• EXERCISE DETAILS:
Down to the last character, write out the records below.

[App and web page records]
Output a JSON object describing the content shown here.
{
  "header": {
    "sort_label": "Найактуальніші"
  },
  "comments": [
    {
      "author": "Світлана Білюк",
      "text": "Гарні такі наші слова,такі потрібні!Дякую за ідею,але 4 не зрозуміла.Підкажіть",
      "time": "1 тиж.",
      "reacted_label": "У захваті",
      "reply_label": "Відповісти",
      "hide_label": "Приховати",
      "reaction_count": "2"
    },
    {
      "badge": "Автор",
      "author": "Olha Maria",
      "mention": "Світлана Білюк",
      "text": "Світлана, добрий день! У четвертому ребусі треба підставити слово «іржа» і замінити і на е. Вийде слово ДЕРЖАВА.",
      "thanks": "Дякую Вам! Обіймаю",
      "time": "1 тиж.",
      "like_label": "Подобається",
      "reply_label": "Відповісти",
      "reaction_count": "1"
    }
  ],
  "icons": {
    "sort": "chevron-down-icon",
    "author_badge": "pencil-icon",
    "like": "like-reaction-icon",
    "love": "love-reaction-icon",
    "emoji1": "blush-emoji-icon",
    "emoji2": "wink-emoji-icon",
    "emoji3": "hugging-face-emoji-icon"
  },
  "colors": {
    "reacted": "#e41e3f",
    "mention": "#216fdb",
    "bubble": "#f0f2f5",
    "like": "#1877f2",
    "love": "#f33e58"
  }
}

• RESULT:
Output a JSON object describing the content shown here.
{
  "header": {
    "sort_label": "Найактуальніші"
  },
  "comments": [
    {
      "author": "Світлана Білюк",
      "text": "Гарні такі наші слова,такі потрібні!Дякую за ідею,але 4 не зрозуміла.Підкажіть",
      "time": "1 тиж.",
      "reacted_label": "У захваті",
      "reply_label": "Відповісти",
      "hide_label": "Приховати",
      "reaction_count": "2"
    },
    {
      "badge": "Автор",
      "author": "Olha Maria",
      "mention": "Світлана Білюк",
      "text": "Світлана, добрий день! У четвертому ребусі треба підставити слово «іржа» і замінити і на е. Вийде слово ДЕРЖАВА.",
      "thanks": "Дякую Вам! Обіймаю",
      "time": "1 тиж.",
      "like_label": "Подобається",
      "reply_label": "Відповісти",
      "reaction_count": "1"
    }
  ],
  "icons": {
    "sort": "chevron-down-icon",
    "author_badge": "pencil-icon",
    "like": "like-reaction-icon",
    "love": "love-reaction-icon",
    "emoji1": "blush-emoji-icon",
    "emoji2": "wink-emoji-icon",
    "emoji3": "hugging-face-emoji-icon"
  },
  "colors": {
    "reacted": "#e41e3f",
    "mention": "#216fdb",
    "bubble": "#f0f2f5",
    "like": "#1877f2",
    "love": "#f33e58"
  }
}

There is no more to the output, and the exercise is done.